Now I'm reading From Dawn to Decadence: 500 Years of Western Cultural Life by Jacques Barzun. I bought the book last year when I was reading a sequence of books on history, but I didn't actually start until today. I've enjoyed the first few chapters. Barzun writes in a lively style, and he focuses on people and the details of the times he describes. If only my high school history texts had been like this! Then again, I'd hate to see any general field of study judged by the merit of an average high school text.

And now the fourth of July has come and gone. I napped, walked, read, and wrote today. I did no work. I did stroll in the sun, whistling and humming and thinking to myself. I had raisin bread with breakfast and corn and tomatoes for dinner, and quiet disturbed only by the sounds of fireworks. That's all I can ask from a day, and more.

  • Currently drinking: Water with a bit of lime juice

Wednesday, July 02, 2003

More pointed quotes from Unix fortune:

Why don't somebody print the truth about our present economic condition? We spent years of wild buying on credit, everything under the sun, whether we needed it or not, and now we are having to pay for it, howling like a pet coon. This would be a great world to dance in if we didn't have to pay the fiddler.
-- The Best of Will Rogers

The paper was for INFOCOM; the SIGCOMM deadline was something different. And the INFOCOM deadline was extended by a day, since something in the submission software was not working correctly. Such extensions are about as much relief as an extended visit to the dentist.
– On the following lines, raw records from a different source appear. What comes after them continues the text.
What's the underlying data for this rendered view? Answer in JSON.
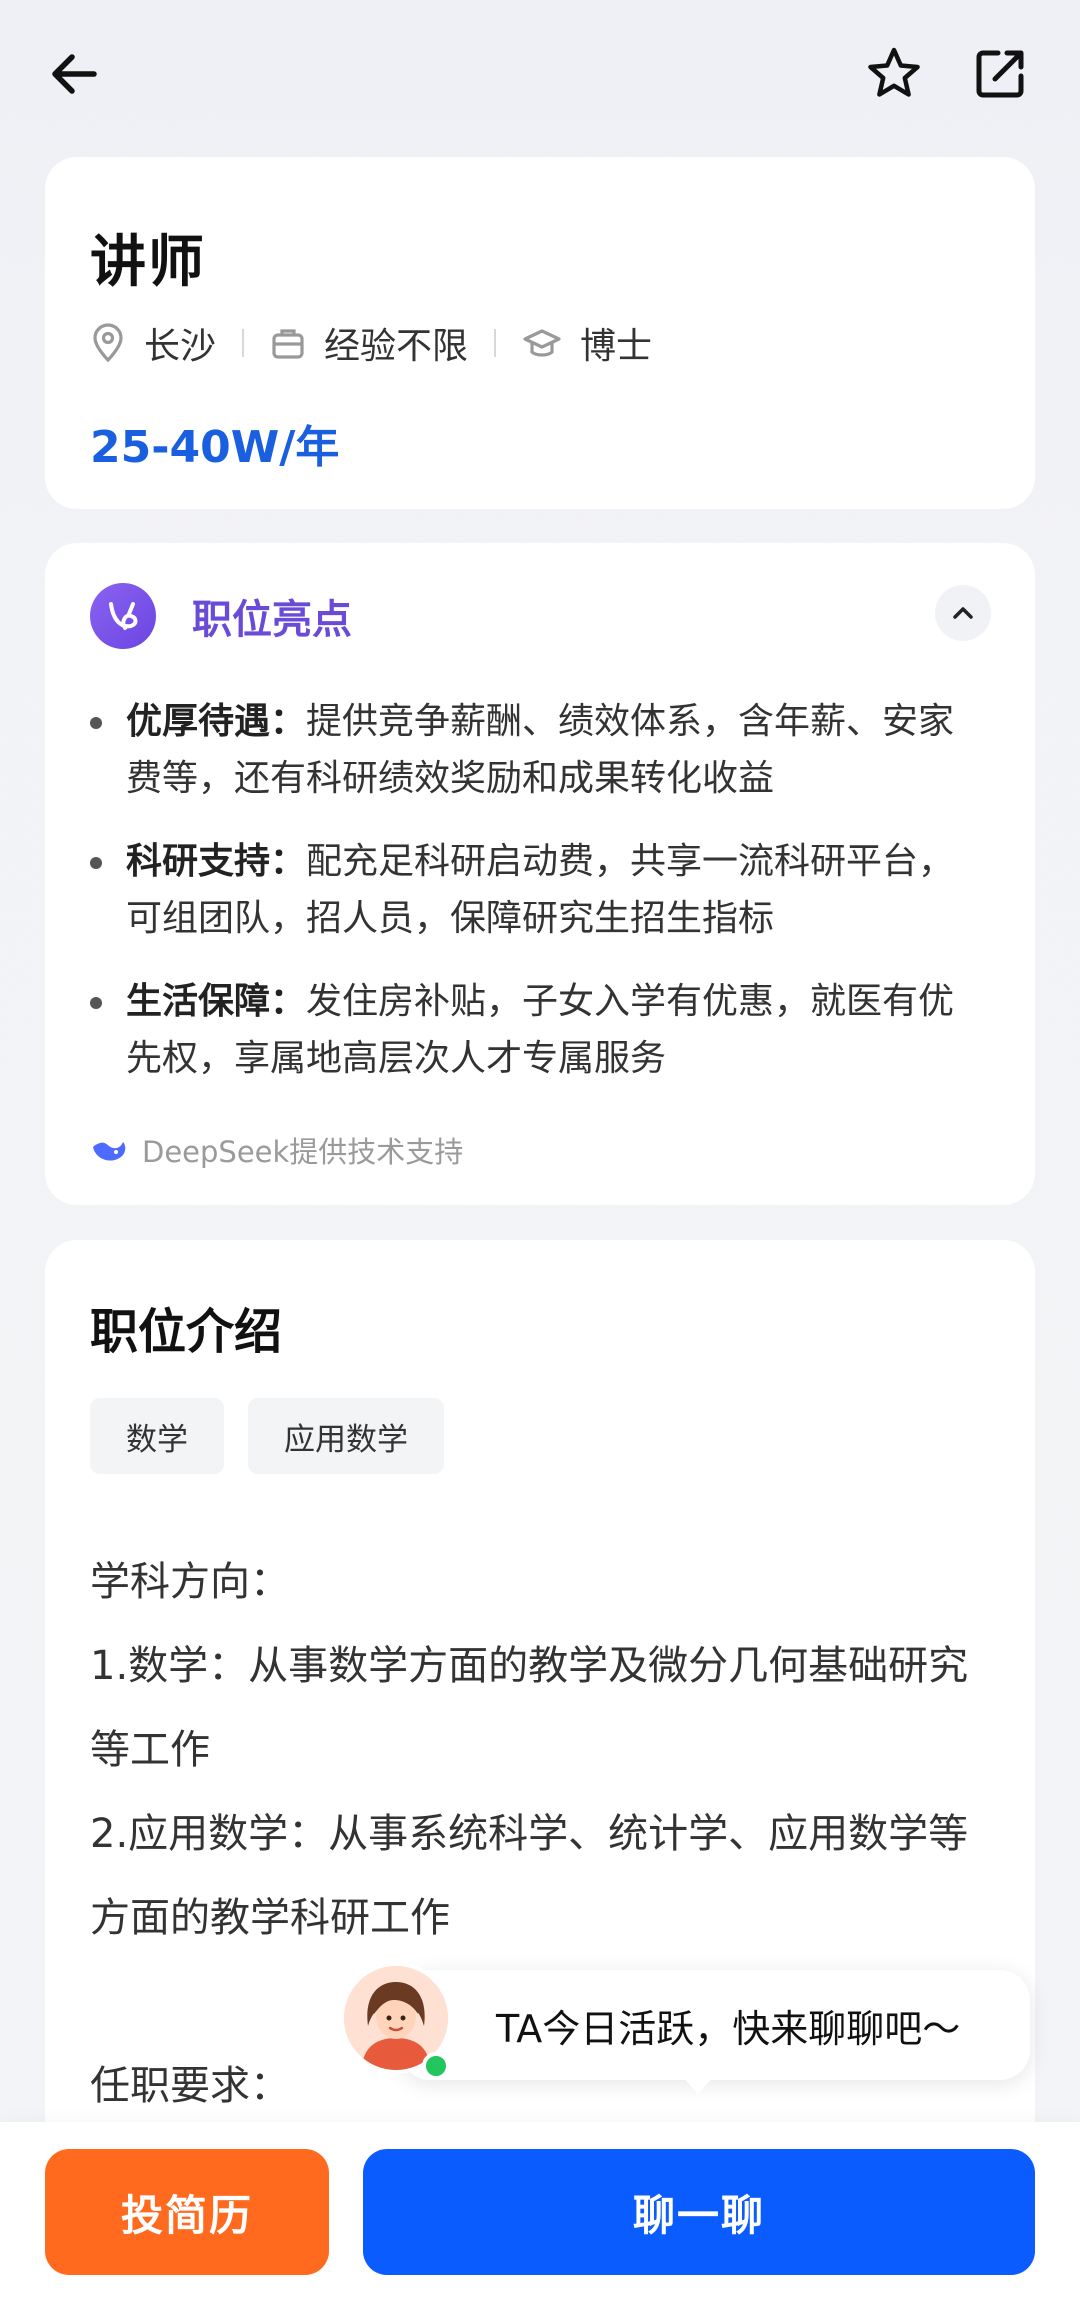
{
  "header": {
    "job_title": "讲师",
    "location": "长沙",
    "experience": "经验不限",
    "education": "博士",
    "salary": "25-40W/年"
  },
  "highlights": {
    "title": "职位亮点",
    "items": [
      {
        "label": "优厚待遇：",
        "text": "提供竞争薪酬、绩效体系，含年薪、安家费等，还有科研绩效奖励和成果转化收益"
      },
      {
        "label": "科研支持：",
        "text": "配充足科研启动费，共享一流科研平台，可组团队，招人员，保障研究生招生指标"
      },
      {
        "label": "生活保障：",
        "text": "发住房补贴，子女入学有优惠，就医有优先权，享属地高层次人才专属服务"
      }
    ],
    "powered_by": "DeepSeek提供技术支持"
  },
  "intro": {
    "title": "职位介绍",
    "tags": [
      "数学",
      "应用数学"
    ],
    "lines": [
      "学科方向：",
      "1.数学：从事数学方面的教学及微分几何基础研究等工作",
      "2.应用数学：从事系统科学、统计学、应用数学等方面的教学科研工作",
      "任职要求："
    ]
  },
  "chat_bubble": {
    "text": "TA今日活跃，快来聊聊吧～"
  },
  "actions": {
    "resume_label": "投简历",
    "chat_label": "聊一聊"
  },
  "colors": {
    "salary": "#1a5fe0",
    "highlight_title": "#6a4bd8",
    "resume_button": "#ff6a1e",
    "chat_button": "#0b5cff",
    "online": "#22c55e"
  },
  "icons": {
    "back": "arrow-left-icon",
    "favorite": "star-icon",
    "share": "share-icon",
    "location": "location-pin-icon",
    "experience": "briefcase-icon",
    "education": "graduation-cap-icon",
    "highlight": "ai-logo-icon",
    "collapse": "chevron-up-icon",
    "deepseek": "deepseek-whale-icon"
  }
}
I'm working from home this morning. So far, I've looked at the most recent Springer Applied and Computational Math catalog, read through our paper submission again, and thought muddled thoughts. I've made two observations that do seem pretty clear, though. The first observation involves a point of linear algebra involving a hypothesis about equivalence classes of matrix Hessenberg forms under unitary similarity. The second observation is not my own, but is striking nonetheless: a Google search for monkeys drinking coffee includes this blog in the first page of results.

Back to the brachiating.
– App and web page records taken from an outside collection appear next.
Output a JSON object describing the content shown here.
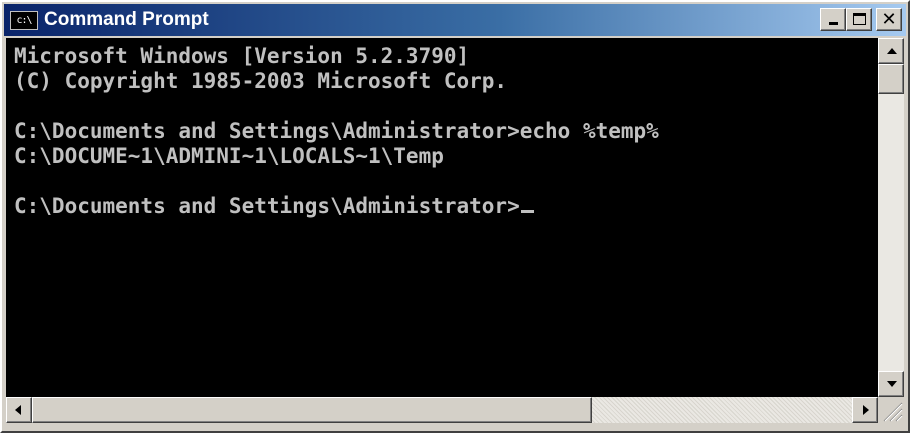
{
  "window": {
    "title": "Command Prompt",
    "icon": "cmd-icon",
    "icon_label": "c:\\"
  },
  "console": {
    "lines": [
      "Microsoft Windows [Version 5.2.3790]",
      "(C) Copyright 1985-2003 Microsoft Corp.",
      "",
      "C:\\Documents and Settings\\Administrator>echo %temp%",
      "C:\\DOCUME~1\\ADMINI~1\\LOCALS~1\\Temp",
      "",
      "C:\\Documents and Settings\\Administrator>"
    ],
    "text_color": "#c0c0c0",
    "background": "#000000"
  },
  "colors": {
    "titlebar_start": "#0a246a",
    "titlebar_end": "#a6caf0",
    "chrome": "#d4d0c8"
  }
}
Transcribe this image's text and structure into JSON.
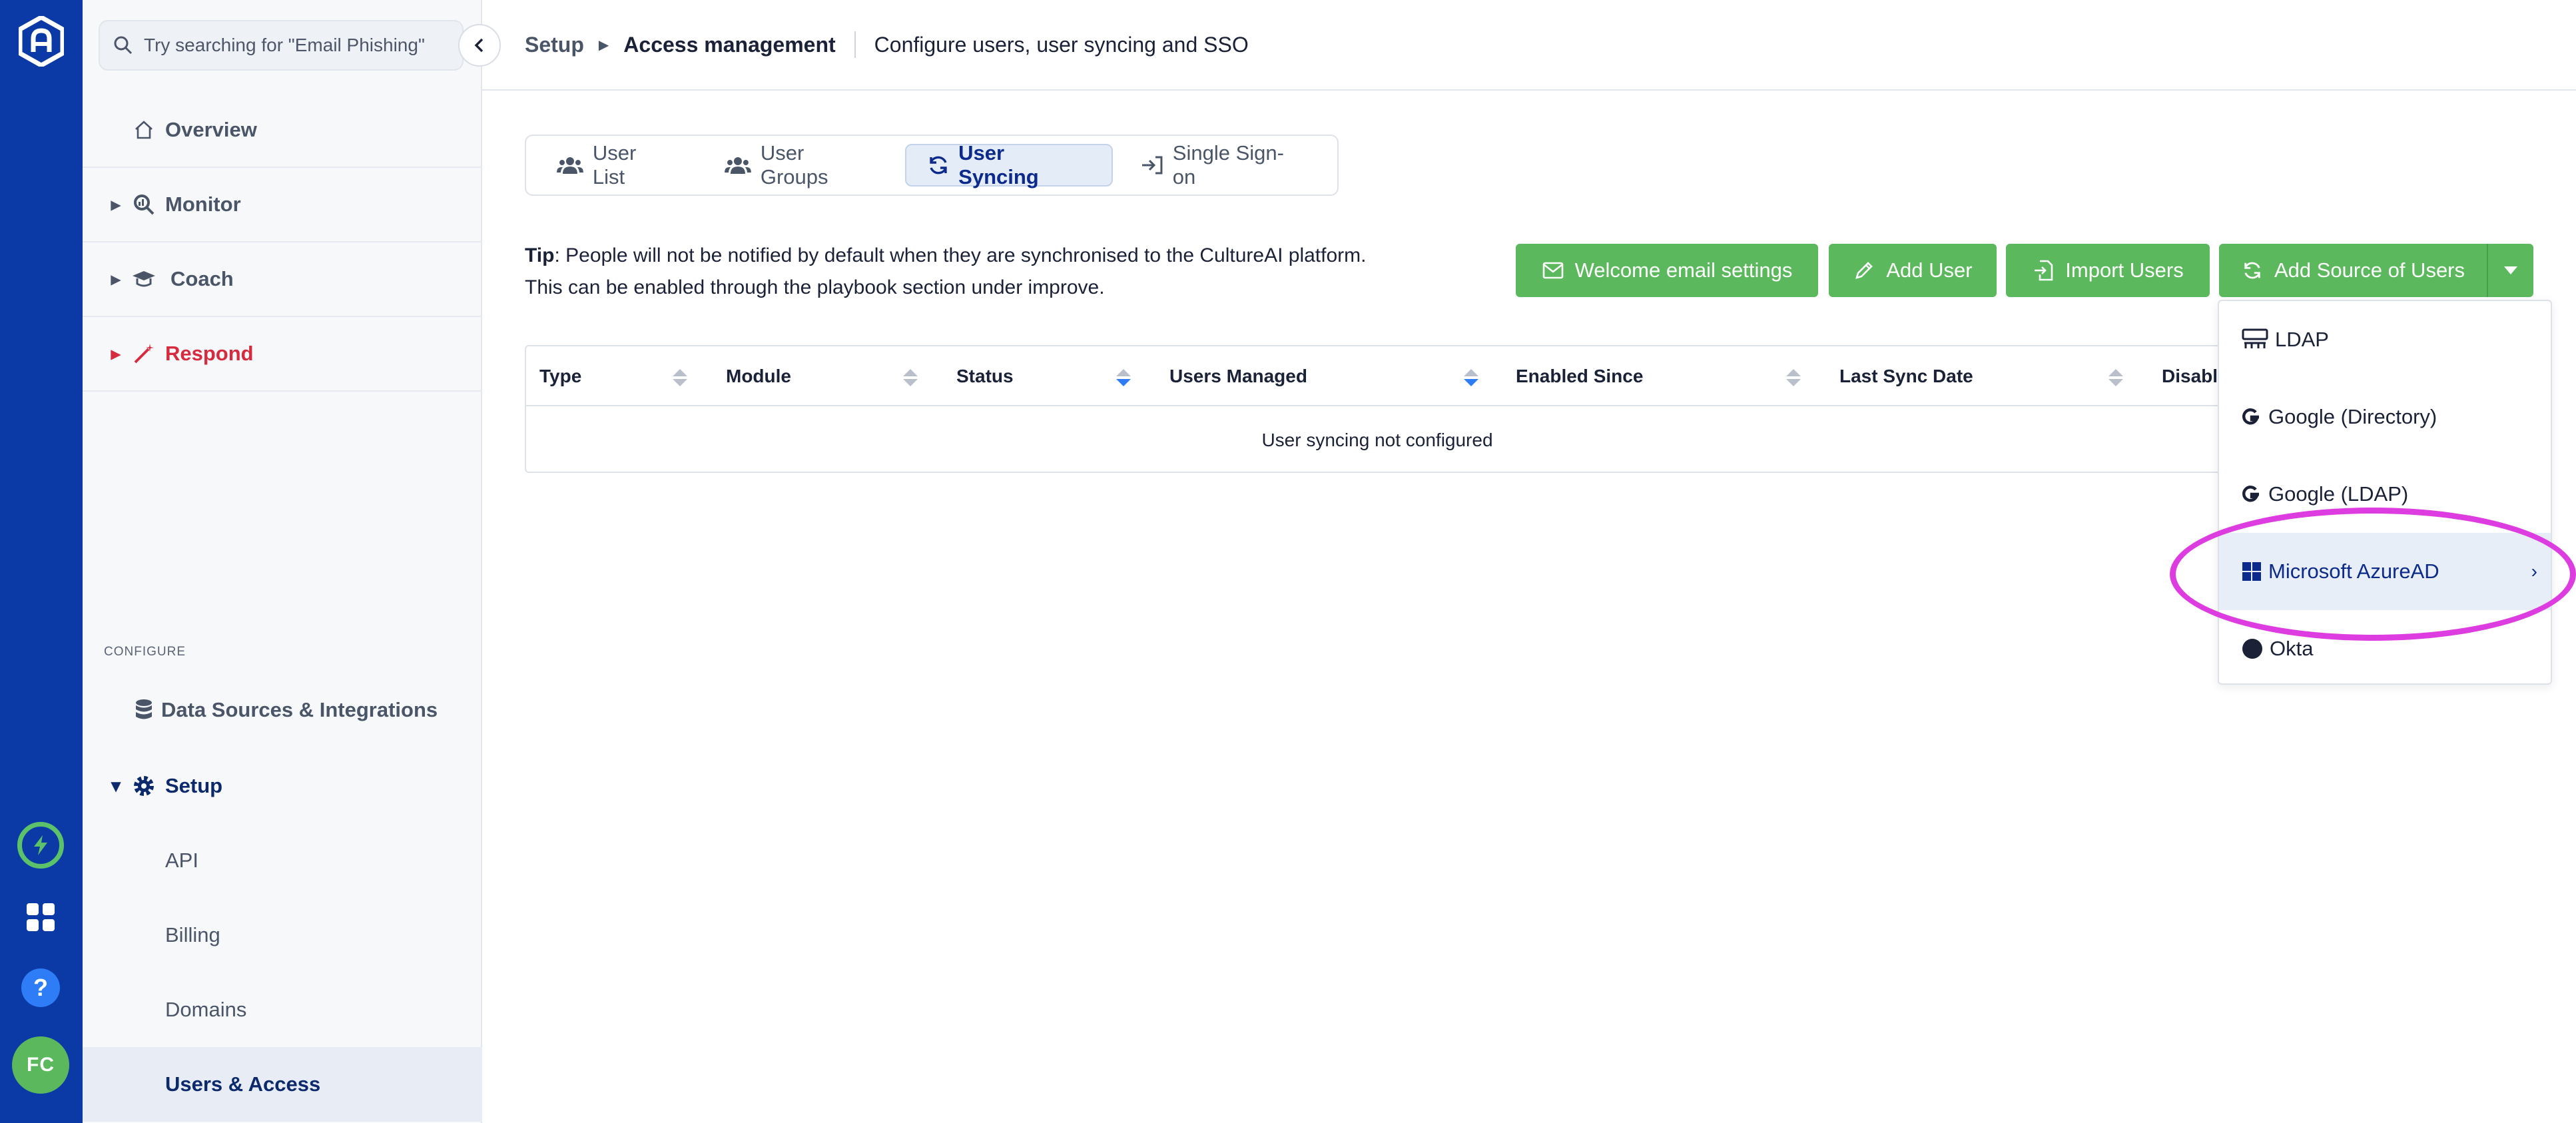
{
  "search": {
    "placeholder": "Try searching for \"Email Phishing\""
  },
  "sidebar": {
    "items": [
      {
        "label": "Overview"
      },
      {
        "label": "Monitor"
      },
      {
        "label": "Coach"
      },
      {
        "label": "Respond"
      }
    ],
    "configure_label": "CONFIGURE",
    "data_sources_label": "Data Sources & Integrations",
    "setup_label": "Setup",
    "setup_children": [
      {
        "label": "API"
      },
      {
        "label": "Billing"
      },
      {
        "label": "Domains"
      },
      {
        "label": "Users & Access"
      }
    ]
  },
  "rail": {
    "avatar_initials": "FC",
    "help": "?"
  },
  "header": {
    "breadcrumb_root": "Setup",
    "breadcrumb_current": "Access management",
    "description": "Configure users, user syncing and SSO"
  },
  "tabs": [
    {
      "label": "User List"
    },
    {
      "label": "User Groups"
    },
    {
      "label": "User Syncing"
    },
    {
      "label": "Single Sign-on"
    }
  ],
  "tip": {
    "prefix": "Tip",
    "line1": ": People will not be notified by default when they are synchronised to the CultureAI platform.",
    "line2": "This can be enabled through the playbook section under improve."
  },
  "actions": {
    "welcome": "Welcome email settings",
    "add_user": "Add User",
    "import": "Import Users",
    "add_source": "Add Source of Users"
  },
  "table": {
    "columns": [
      "Type",
      "Module",
      "Status",
      "Users Managed",
      "Enabled Since",
      "Last Sync Date",
      "Disable"
    ],
    "empty": "User syncing not configured"
  },
  "dropdown": {
    "items": [
      {
        "label": "LDAP"
      },
      {
        "label": "Google (Directory)"
      },
      {
        "label": "Google (LDAP)"
      },
      {
        "label": "Microsoft AzureAD"
      },
      {
        "label": "Okta"
      }
    ]
  },
  "colors": {
    "rail": "#0b3aa6",
    "primary_button": "#5cb85c",
    "active_tab": "#e4ecf8",
    "respond": "#d62b3f",
    "highlight": "#dd3de0"
  }
}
  • Currently drinking: Black coffee.

Tuesday, July 01, 2003

Most days, I spend at least part of the day thinking My code is broken, and I don't understand why! Today, I found myself faced with an entirely different problem. My code is working, and I don't understand why!
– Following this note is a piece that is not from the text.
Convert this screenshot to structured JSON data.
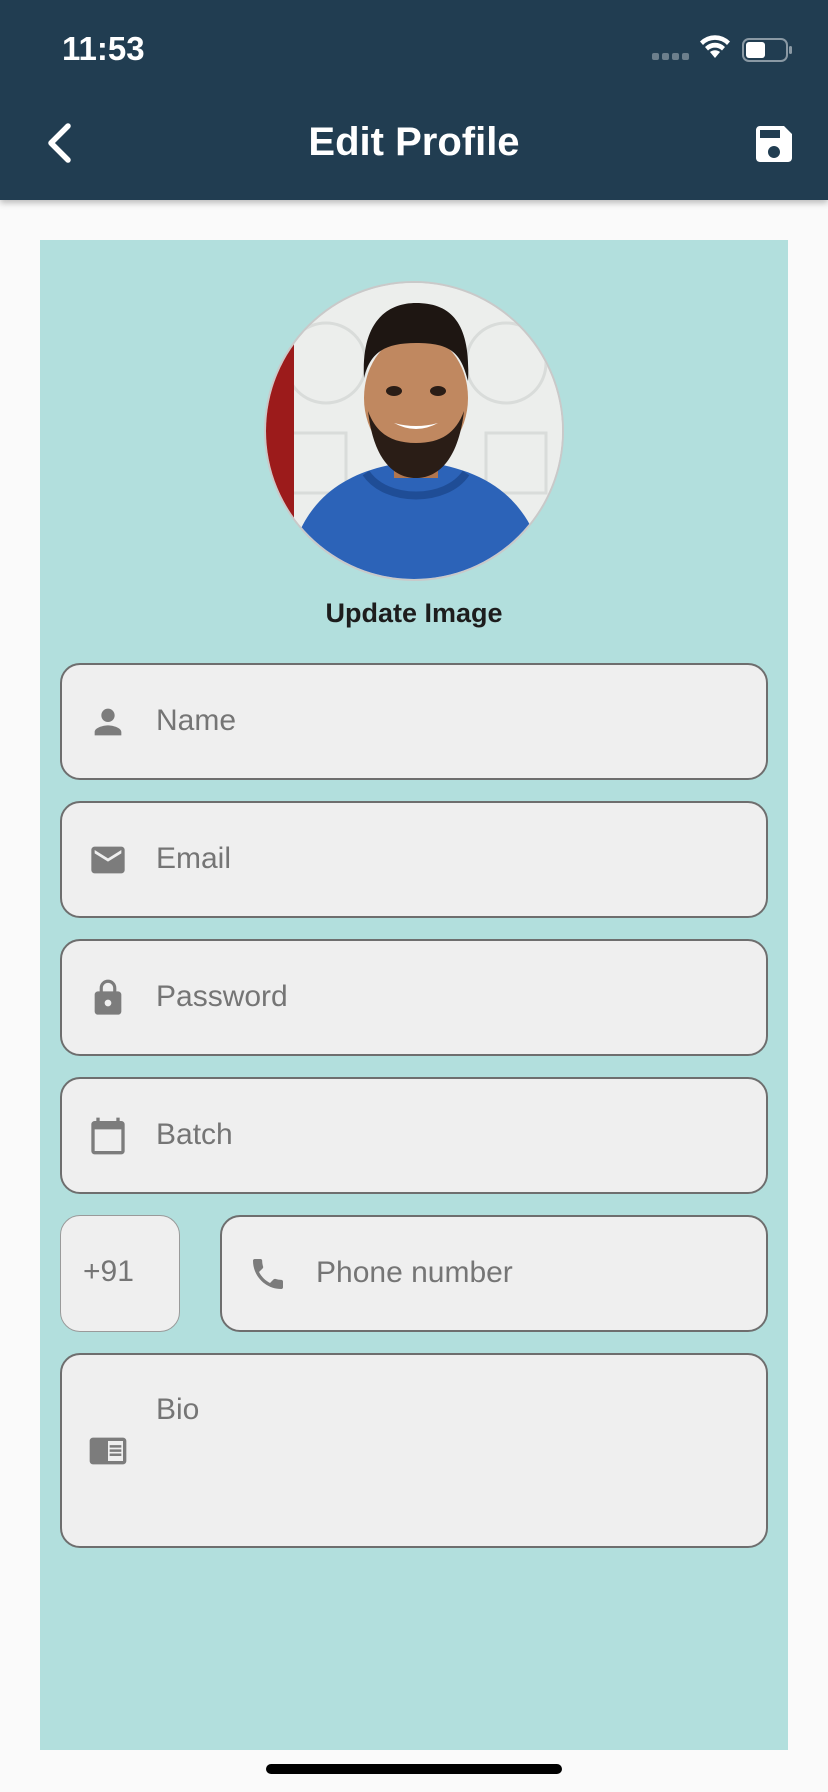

To be fair, I didn't understand why it was working when I put it aside Sunday evening. I thought I might be able to figure it out with a little work, though. Now I've put some thought into it, and it only seems ever more mysterious. The intermediate steps in my computation have none of the nice properties that I think they might have, which might explain the behavior I see. At least, they don't always have those properties. When I write code to enforce those nice properties, my program stops working. I have no analysis, no intuition, no promising leads that hint at why this code should work as it does. Yet it works.

I think I have an attitude of tempered optimism. All the same, I'm suspicious. I think many good programmers I know become suspicious when code works too easily. Are there no errors, or is there insufficient scrutiny? And in this case, I'm working with a relatively simple mathematical construct. I don't want evidence that it works. I want a proof! But it does work, and I haven't figured out how to prove it yet. So I'll ponder some more, and perhaps I'll know the answer tomorrow. Or the day after. Or the day after that.

And my office mate is getting married. I don't understand that, either. I wasn't immediately that surprised when he mentioned it; after all, two of my other office mates have plans to marry as well, one a bit sooner and one a bit later. As I recall, fifteen minutes later I was telling him about Markov chains and Perron-Frobenius vectors. But then I thought about it later and was surprised all over again.

At least my recent surprises have been pleasant ones. Perhaps the good Dr. Pangloss was onto something? Perhaps Murphy was an optimist.

    Currently drinking: Red tea